Q&A: Cloud war alliances: Smart move or path to disaster? Special

Posted Aug 2, 2019 by Tim Sandle
From IBM’s purchase of Red Hat to the Microsoft-Oracle partnership, the so-called 'Cloud Wars' have seen major players pair up and pick sides. This is rare in the tech sector and a sign of a growing but uncertain market, says RackWare's Todd Matters.
This photo  taken with a fisheye lens  shows a server room.
This photo, taken with a fisheye lens, shows a server room.
Jonathan Nackstrand, AFP/File
Vendors of cloud computing services appear to be have realizing that they are better off forming alliances rather than taking the risk of being left behind. These alliances could potentially, shape the future of the cloud marketplace. However, will these partnerships be strong enough to take on Amazon Web Services as the industry leader? Will enterprises ultimately benefit, or are these partnerships just for financial gain?
Todd Matters, co-founder at RackWare, provides Digital Journal readers with analysis of the current state of the competitive landscape and shares insights on the potential impact to enterprise customers.
Digital Journal: How important is cloud computing for businesses?
Todd Matters: Cloud computing is increasingly vital for businesses. The move of enterprises to rely on cloud computing is really just beginning, but it is going to accelerate.
With cloud computing, businesses don’t need to worry about managing as many data centers, which are very complex and difficult to operate due to security concerns as well as real estate, power, and cooling requirements. Because of this, relegating some of your workloads to a cloud environment is economically advantageous.
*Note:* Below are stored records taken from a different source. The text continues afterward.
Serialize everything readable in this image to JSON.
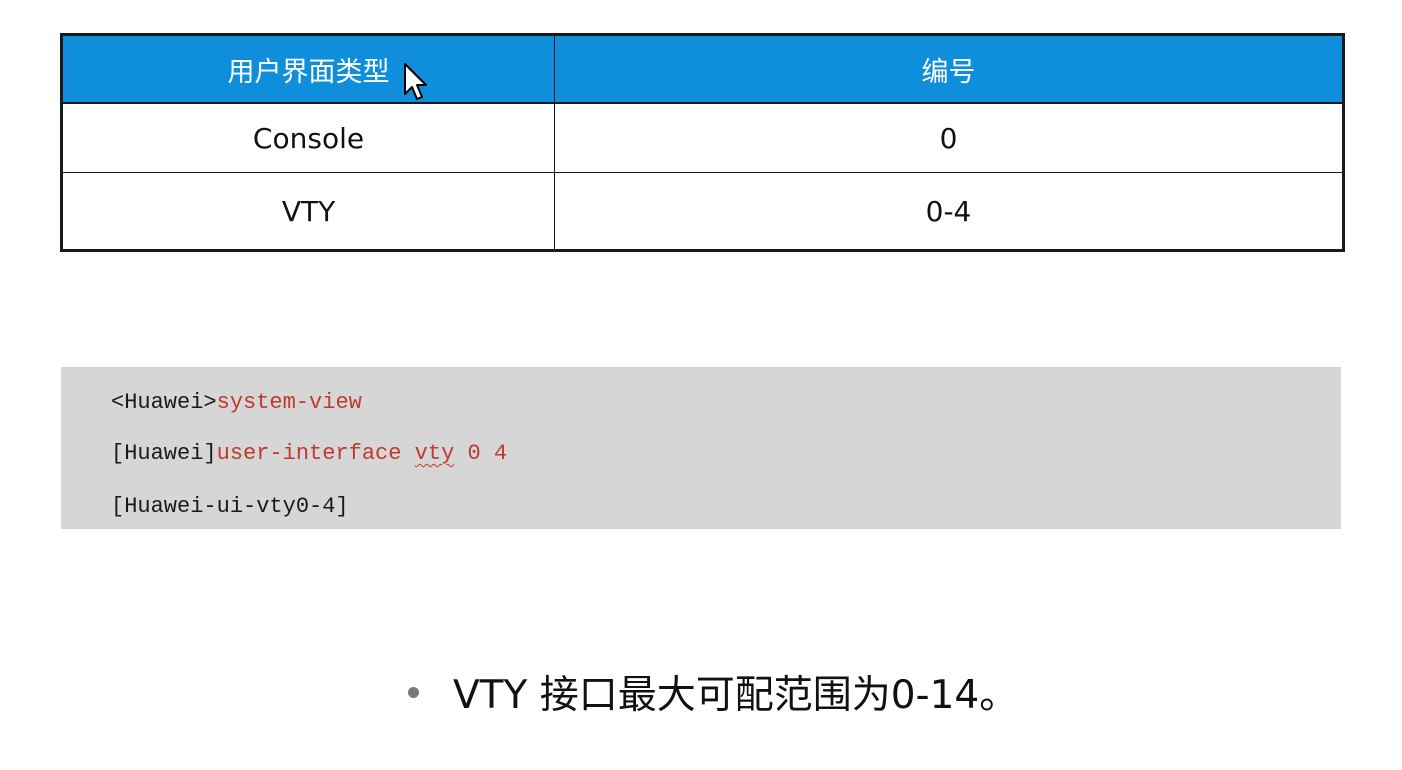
{
  "table": {
    "header": {
      "type_label": "用户界面类型",
      "number_label": "编号",
      "header_color": "#0f8fdb"
    },
    "rows": [
      {
        "type": "Console",
        "number": "0"
      },
      {
        "type": "VTY",
        "number": "0-4"
      }
    ]
  },
  "code": {
    "line1": {
      "prompt": "<Huawei>",
      "command": "system-view"
    },
    "line2": {
      "prompt": "[Huawei]",
      "command": "user-interface ",
      "keyword": "vty",
      "args": " 0 4"
    },
    "line3": {
      "prompt": "[Huawei-ui-vty0-4]"
    },
    "command_color": "#c0392b",
    "background_color": "#d6d6d6"
  },
  "note": {
    "text": "VTY 接口最大可配范围为0-14。"
  },
  "cursor": {
    "icon": "mouse-pointer-icon"
  }
}
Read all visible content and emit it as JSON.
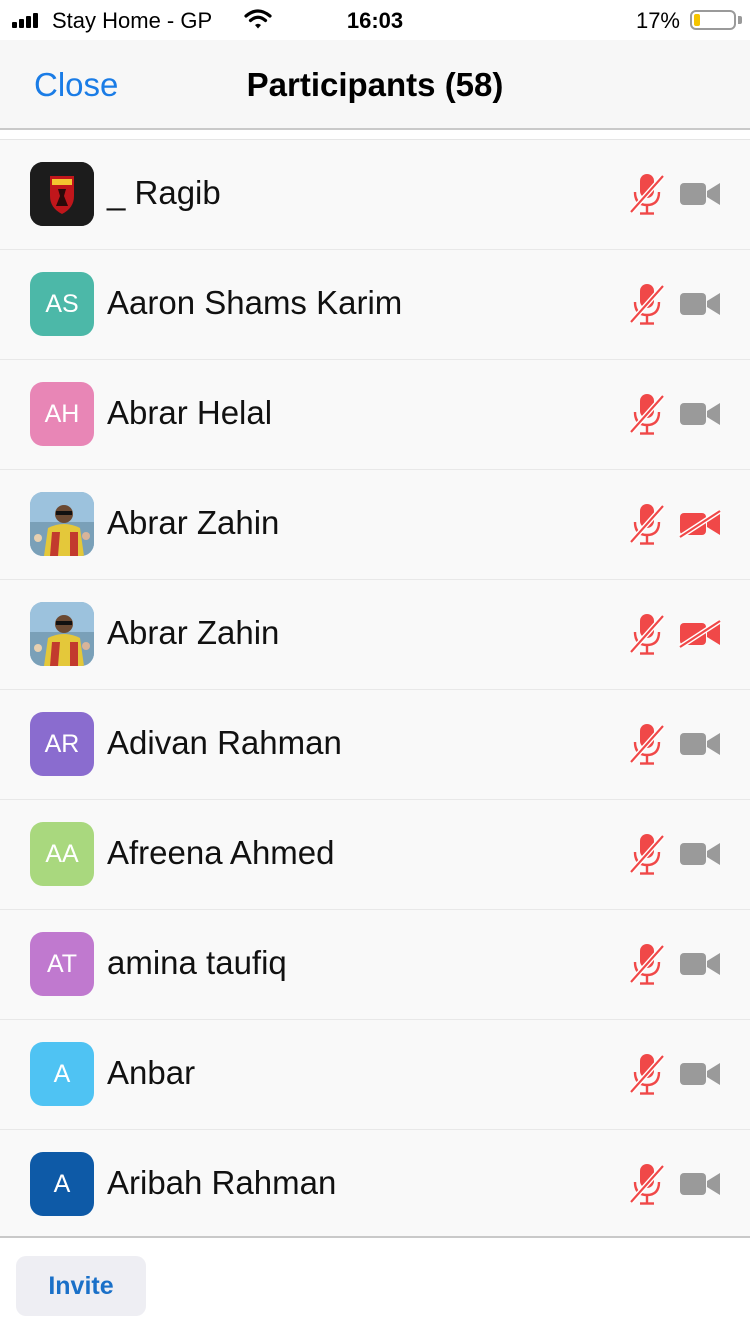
{
  "status_bar": {
    "carrier": "Stay Home - GP",
    "time": "16:03",
    "battery_percent": "17%",
    "battery_level": 0.17
  },
  "nav": {
    "close_label": "Close",
    "title": "Participants (58)"
  },
  "participants": [
    {
      "name": "_ Ragib",
      "initials": "",
      "avatar_type": "logo",
      "avatar_color": "#1c1c1c",
      "mic_muted": true,
      "video_off": false
    },
    {
      "name": "Aaron Shams Karim",
      "initials": "AS",
      "avatar_type": "initials",
      "avatar_color": "#4cb8a8",
      "mic_muted": true,
      "video_off": false
    },
    {
      "name": "Abrar Helal",
      "initials": "AH",
      "avatar_type": "initials",
      "avatar_color": "#e886b6",
      "mic_muted": true,
      "video_off": false
    },
    {
      "name": "Abrar Zahin",
      "initials": "",
      "avatar_type": "photo",
      "avatar_color": "#7aa8c8",
      "mic_muted": true,
      "video_off": true
    },
    {
      "name": "Abrar Zahin",
      "initials": "",
      "avatar_type": "photo",
      "avatar_color": "#7aa8c8",
      "mic_muted": true,
      "video_off": true
    },
    {
      "name": "Adivan Rahman",
      "initials": "AR",
      "avatar_type": "initials",
      "avatar_color": "#8a6ccf",
      "mic_muted": true,
      "video_off": false
    },
    {
      "name": "Afreena Ahmed",
      "initials": "AA",
      "avatar_type": "initials",
      "avatar_color": "#a9d87e",
      "mic_muted": true,
      "video_off": false
    },
    {
      "name": "amina taufiq",
      "initials": "AT",
      "avatar_type": "initials",
      "avatar_color": "#c079cf",
      "mic_muted": true,
      "video_off": false
    },
    {
      "name": "Anbar",
      "initials": "A",
      "avatar_type": "initials",
      "avatar_color": "#4fc3f3",
      "mic_muted": true,
      "video_off": false
    },
    {
      "name": "Aribah Rahman",
      "initials": "A",
      "avatar_type": "initials",
      "avatar_color": "#0e5aa7",
      "mic_muted": true,
      "video_off": false
    }
  ],
  "colors": {
    "accent": "#1a7ce6",
    "muted_red": "#f04848",
    "camera_gray": "#9a9a9a"
  },
  "icons": {
    "mic": "mic-muted-icon",
    "camera_on": "video-camera-icon",
    "camera_off": "video-off-icon"
  },
  "footer": {
    "invite_label": "Invite"
  }
}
Increasingly, cloud computing is used to address ephemeral computing needs. So, if something pops up for a period of time and you don’t want to make a huge investment in your own datacenter, cloud computing is the perfect avenue to meet that need. Data centers and private clouds aren’t going to go away. As a matter of fact, the trend moving forward will be for those elements to interact with one another and actually be deployed as part of an overall integrated architecture.
DJ: What is the state of competition between different providers? And, is there a move for cloud providers to merge?
Matters: There’s currently a pretty big land grab going on among the providers since enterprises are beginning to move to the cloud.
For a while, it was looking like Azure was going to be the main enterprise play, followed by Oracle and IBM. It also seemed like Amazon and Google were going to be relegated more to the SMBs. In the last year, Amazon has made some huge strides in terms of attracting enterprise customers, including Johnson & Johnson, GE, Comcast, and Capital One. From an enterprise perspective, Amazon is definitely coming on very strong right now. That said, Azure and the other cloud providers certainly aren’t laying down. They are ramping up their competitive activities, as well.
DJ: What advantages can be gained from mergers and acquisitions within the cloud computing sector?
Matters: The competition in the cloud industry is very heated and the grab for market share is getting much more aggressive as they do everything they can to leverage their core competencies. We can see this in the acquisitions, as well as the level of investments that they are making in their cloud, new datacenters and their technology.
In many people's minds, Microsoft, Google, and AWS are the top three, but Oracle, IBM, and some of the other players continue to fight for some market share. It's definitely not a win for any single vendor and it's going to be a multi-vendor market for awhile, which is great for the consumer.
DJ: Why is a hybrid cloud strategy important?
Matters: We are not in a position where a single model of a solution is going to meet everyone’s needs, and enterprises can’t completely rely on cloud computing. That means there are going to be data center environments where the most secure applications are run in perhaps Intel X86 hardware, which you won’t find in the cloud.
But you also want some of those more sensitive applications to avail themselves of cloud technology, and you can do that in a private cloud. And, having an integrated solution across data centers, private clouds and public clouds is really what everybody is going to be developing. Then, you can apply your application to whatever environment makes the most sense from an economic perspective while also factoring in security and performance.
DJ: What other developments can we expect with cloud computing over the next couple of years?
Matters: I think we are going to continue to see vendors push Software as a Service (Saas) and Platform as a Service (PaaS) to try to lock in enterprises. It will be partially successful, but enterprises have learned in the past that they really don’t want to be locked-in. They want to avoid that kind of a situation, so there will be continued competitive pressure for different features and different servers. The next several years are going to be a torrent of activity.